___ PROVIDED RECORDS
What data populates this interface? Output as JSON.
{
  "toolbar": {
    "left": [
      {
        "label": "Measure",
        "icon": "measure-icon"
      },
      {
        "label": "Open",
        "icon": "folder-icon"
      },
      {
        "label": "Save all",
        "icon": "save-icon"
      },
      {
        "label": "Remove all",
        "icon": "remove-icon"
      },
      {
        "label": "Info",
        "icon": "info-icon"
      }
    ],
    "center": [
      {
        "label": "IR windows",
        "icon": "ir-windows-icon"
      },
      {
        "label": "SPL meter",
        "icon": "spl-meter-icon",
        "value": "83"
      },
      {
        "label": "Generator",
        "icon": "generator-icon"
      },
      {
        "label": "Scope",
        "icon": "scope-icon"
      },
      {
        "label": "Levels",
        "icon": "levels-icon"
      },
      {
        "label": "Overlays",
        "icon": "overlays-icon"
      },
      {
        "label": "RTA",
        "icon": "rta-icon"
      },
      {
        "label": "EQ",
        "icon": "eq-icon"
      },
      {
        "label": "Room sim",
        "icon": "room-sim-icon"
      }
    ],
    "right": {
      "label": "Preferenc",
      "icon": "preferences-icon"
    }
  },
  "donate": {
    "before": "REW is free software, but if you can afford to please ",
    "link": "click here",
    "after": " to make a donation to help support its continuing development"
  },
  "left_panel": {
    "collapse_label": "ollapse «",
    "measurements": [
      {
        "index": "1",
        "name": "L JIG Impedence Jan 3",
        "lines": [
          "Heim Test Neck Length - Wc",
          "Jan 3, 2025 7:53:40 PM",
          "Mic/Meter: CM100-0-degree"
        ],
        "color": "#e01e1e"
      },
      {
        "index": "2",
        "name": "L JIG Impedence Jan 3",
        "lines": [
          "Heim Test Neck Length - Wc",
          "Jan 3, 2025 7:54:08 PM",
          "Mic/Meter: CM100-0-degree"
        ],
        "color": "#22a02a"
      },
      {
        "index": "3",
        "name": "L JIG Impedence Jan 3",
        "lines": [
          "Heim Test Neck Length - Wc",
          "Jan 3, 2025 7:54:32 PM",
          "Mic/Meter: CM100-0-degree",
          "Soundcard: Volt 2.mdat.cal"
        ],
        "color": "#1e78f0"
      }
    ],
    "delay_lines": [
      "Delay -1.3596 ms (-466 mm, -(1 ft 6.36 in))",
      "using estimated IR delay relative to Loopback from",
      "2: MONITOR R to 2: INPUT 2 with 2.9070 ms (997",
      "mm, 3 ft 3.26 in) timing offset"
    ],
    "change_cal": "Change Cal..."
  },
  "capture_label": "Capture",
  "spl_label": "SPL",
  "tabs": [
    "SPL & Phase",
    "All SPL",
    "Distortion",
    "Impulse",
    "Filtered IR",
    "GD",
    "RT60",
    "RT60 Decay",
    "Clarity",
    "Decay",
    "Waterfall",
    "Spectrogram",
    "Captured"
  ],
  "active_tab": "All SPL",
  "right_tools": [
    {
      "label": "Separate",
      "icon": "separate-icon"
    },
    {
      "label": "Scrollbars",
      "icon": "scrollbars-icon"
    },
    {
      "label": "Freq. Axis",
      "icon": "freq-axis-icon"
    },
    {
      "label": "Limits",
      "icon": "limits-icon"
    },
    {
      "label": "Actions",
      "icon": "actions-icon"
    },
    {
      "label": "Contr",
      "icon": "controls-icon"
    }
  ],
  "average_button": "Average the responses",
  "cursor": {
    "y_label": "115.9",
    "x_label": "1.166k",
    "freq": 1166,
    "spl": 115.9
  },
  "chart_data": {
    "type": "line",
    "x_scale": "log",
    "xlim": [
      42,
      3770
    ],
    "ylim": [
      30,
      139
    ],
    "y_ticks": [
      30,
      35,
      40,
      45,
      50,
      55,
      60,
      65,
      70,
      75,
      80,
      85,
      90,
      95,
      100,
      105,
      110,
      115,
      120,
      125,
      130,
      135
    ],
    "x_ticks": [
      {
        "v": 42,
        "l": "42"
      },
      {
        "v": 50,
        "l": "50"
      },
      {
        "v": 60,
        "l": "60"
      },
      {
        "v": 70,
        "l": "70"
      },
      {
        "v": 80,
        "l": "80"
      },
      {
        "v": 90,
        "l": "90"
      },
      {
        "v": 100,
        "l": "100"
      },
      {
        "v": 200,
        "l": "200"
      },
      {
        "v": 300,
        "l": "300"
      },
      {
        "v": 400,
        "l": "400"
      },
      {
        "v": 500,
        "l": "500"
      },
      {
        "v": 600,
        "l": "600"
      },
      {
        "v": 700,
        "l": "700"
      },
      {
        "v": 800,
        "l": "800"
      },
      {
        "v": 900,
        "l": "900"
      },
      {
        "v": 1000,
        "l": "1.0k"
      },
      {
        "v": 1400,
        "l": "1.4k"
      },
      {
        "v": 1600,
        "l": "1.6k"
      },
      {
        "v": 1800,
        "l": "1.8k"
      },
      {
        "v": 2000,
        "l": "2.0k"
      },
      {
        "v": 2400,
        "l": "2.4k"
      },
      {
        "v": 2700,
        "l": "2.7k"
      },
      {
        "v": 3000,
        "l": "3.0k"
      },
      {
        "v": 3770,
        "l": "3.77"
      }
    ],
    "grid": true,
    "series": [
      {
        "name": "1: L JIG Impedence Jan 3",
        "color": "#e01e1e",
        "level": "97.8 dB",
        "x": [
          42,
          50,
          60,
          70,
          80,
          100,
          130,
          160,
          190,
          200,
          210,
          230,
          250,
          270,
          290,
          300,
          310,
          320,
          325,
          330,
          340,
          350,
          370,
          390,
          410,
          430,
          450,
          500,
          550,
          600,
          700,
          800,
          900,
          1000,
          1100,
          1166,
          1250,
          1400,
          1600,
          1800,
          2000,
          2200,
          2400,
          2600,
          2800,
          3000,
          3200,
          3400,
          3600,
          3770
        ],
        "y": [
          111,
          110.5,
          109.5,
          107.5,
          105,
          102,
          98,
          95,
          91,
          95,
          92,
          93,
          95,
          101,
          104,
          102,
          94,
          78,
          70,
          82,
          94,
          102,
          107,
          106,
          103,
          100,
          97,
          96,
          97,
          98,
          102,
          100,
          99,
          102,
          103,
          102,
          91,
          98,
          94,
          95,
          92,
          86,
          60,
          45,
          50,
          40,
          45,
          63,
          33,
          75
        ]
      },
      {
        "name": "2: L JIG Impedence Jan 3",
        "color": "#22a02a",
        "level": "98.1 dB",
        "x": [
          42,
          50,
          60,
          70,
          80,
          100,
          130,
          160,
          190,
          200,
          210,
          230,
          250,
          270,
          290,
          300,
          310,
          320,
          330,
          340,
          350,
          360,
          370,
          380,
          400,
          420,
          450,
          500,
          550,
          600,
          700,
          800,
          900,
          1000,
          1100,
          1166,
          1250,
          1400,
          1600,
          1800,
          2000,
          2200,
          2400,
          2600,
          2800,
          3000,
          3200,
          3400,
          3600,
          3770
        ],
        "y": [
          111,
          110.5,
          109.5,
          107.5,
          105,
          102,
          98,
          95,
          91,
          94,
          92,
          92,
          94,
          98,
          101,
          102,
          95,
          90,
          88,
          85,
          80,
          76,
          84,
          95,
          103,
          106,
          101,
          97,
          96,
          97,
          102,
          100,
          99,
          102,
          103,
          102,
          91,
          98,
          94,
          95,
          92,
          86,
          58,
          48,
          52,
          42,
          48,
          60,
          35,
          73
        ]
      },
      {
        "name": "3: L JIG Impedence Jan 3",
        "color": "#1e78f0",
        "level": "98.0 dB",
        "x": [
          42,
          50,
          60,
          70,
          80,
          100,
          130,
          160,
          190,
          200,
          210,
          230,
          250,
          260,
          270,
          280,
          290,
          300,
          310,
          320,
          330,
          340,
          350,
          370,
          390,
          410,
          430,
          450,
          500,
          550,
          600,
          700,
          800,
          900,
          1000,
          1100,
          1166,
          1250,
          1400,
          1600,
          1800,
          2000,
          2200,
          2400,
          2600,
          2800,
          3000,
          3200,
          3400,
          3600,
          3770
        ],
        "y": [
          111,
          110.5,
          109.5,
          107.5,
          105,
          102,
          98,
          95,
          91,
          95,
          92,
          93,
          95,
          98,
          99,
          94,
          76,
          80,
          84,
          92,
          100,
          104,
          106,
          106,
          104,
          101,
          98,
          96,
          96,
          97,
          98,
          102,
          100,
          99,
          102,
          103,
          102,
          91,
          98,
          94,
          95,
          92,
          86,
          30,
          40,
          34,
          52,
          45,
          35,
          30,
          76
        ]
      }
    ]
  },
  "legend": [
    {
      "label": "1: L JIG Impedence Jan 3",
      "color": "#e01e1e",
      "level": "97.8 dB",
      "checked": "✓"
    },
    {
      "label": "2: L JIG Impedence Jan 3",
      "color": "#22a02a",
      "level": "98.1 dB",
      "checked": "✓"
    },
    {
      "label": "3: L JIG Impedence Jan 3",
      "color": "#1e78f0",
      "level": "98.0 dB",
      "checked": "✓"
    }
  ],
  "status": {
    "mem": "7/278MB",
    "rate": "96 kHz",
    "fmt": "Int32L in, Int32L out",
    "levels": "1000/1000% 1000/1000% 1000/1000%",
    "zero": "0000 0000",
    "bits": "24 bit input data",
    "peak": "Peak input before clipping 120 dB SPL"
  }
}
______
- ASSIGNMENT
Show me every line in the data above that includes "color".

- EXERCISE OUTPUT
        "color": "#e01e1e"
        "color": "#22a02a"
        "color": "#1e78f0"
        "color": "#e01e1e",
        "color": "#22a02a",
        "color": "#1e78f0",
      "color": "#e01e1e",
      "color": "#22a02a",
      "color": "#1e78f0",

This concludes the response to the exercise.